Allende’s debut novel thrilled critics when it was published in English in 1985. Considered one of the best magical-realist novels, the book follows four generations of a Chilean family beset by political and cultural turmoil. Allende, a cousin of former Chilean President Salvador Allende, became a U.S. citizen in 1993, and was awarded the Presidential Medal of Freedom by President Obama in 2014.

"Maus" by Art Spiegelman
(Pantheon )

Art Spiegelman, “Maus” (1991)

The son of a Polish Jewish couple, Spiegelman was born in Sweden and immigrated to the U.S. with his family at age 3. A legend in the underground comics scene, he published the graphic novel “Maus,” a Holocaust story with the characters rendered as animals, in 1991. The book is now considered one of the best graphic novels in American history, as well as a classic of Holocaust literature.
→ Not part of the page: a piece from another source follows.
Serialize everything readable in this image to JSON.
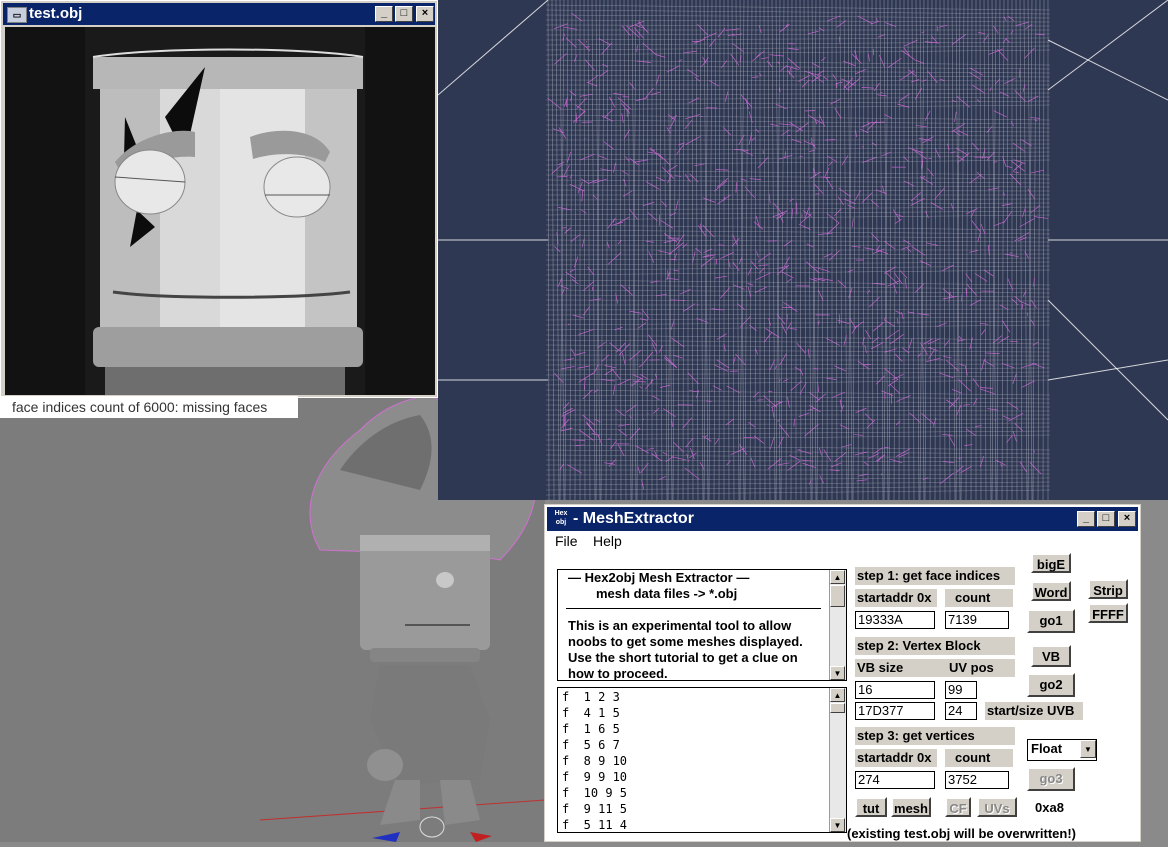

Cristina García, “Dreaming in Cuban” (1992)

García fled Communist Cuba as a young child with her family in 1961. She worked as a journalist before publishing “Dreaming in Cuban,” her first novel, to critical acclaim. The novel tells the story of a family whose lives are torn apart by the Cuban Revolution of the 1950s.

Edwidge Danticat, “Breath, Eyes, Memory” (1994)

A native of Port-au-Prince, Haiti, Danticat moved to New York when she was 12. Her debut novel, published when the author was 25 years old, about a Haitian girl reunited with her mother in New York, garnered rave reviews, and is widely considered one of the best American novels of the 1990s.

Jhumpa Lahiri in 2002
(Carlos Chavez / Los Angeles Times )

Jhumpa Lahiri, “Interpreter of Maladies” (1999)

Lahiri’s debut book is a short story collection that depicts the lives of people who cross between India and America. It was published to critical acclaim and won the Pulitzer Prize for Fiction. Lahiri was born in London and moved to the U.S. when she was 2; she spent most of her childhood in Rhode Island.

Viet Thanh Nguyen, “Nothing Ever Dies: Vietnam and the Memory of War” (2016)

Although it was published only two years ago, Nguyen’s nonfiction book is already considered by many to be one of the best about the Vietnam War. Nguyen looks at the war through a cultural lens, examining how it’s been remembered by Americans and the Vietnamese. Nguyen, a Times critic at large, is a native of Vietnam who came to the U.S. as a refugee with his family after North Vietnamese forces retook Saigon.

Masha Gessen, “The Future Is History: How Totalitarianism Reclaimed Russia” (2017)

Gessen, a journalist and LGBTQ rights activist, came to the U.S. from the then Soviet Union in the early 1980s. In her latest book, the winner of the 2017 National Book Award for Nonfiction, she paints a chilling picture of the rise of authoritarianism in the country accused of tampering with the 2016 American presidential election.